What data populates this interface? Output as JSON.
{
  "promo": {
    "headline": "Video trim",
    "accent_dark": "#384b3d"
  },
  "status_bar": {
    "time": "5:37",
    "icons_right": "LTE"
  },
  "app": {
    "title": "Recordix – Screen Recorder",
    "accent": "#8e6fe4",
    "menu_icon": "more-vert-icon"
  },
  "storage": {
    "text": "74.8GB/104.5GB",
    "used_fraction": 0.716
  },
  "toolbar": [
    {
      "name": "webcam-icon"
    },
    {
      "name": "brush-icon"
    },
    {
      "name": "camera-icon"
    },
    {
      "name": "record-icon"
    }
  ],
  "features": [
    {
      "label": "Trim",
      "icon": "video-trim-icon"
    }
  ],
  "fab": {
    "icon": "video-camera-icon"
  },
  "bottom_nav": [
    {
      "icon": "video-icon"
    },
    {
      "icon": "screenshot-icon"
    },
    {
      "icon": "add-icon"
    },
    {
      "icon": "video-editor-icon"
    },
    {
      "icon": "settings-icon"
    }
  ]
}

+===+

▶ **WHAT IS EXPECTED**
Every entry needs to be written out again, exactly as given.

▶ **ANSWER SPACE**
What data populates this interface? Output as JSON.
{
  "promo": {
    "headline": "Video trim",
    "accent_dark": "#384b3d"
  },
  "status_bar": {
    "time": "5:37",
    "icons_right": "LTE"
  },
  "app": {
    "title": "Recordix – Screen Recorder",
    "accent": "#8e6fe4",
    "menu_icon": "more-vert-icon"
  },
  "storage": {
    "text": "74.8GB/104.5GB",
    "used_fraction": 0.716
  },
  "toolbar": [
    {
      "name": "webcam-icon"
    },
    {
      "name": "brush-icon"
    },
    {
      "name": "camera-icon"
    },
    {
      "name": "record-icon"
    }
  ],
  "features": [
    {
      "label": "Trim",
      "icon": "video-trim-icon"
    }
  ],
  "fab": {
    "icon": "video-camera-icon"
  },
  "bottom_nav": [
    {
      "icon": "video-icon"
    },
    {
      "icon": "screenshot-icon"
    },
    {
      "icon": "add-icon"
    },
    {
      "icon": "video-editor-icon"
    },
    {
      "icon": "settings-icon"
    }
  ]
}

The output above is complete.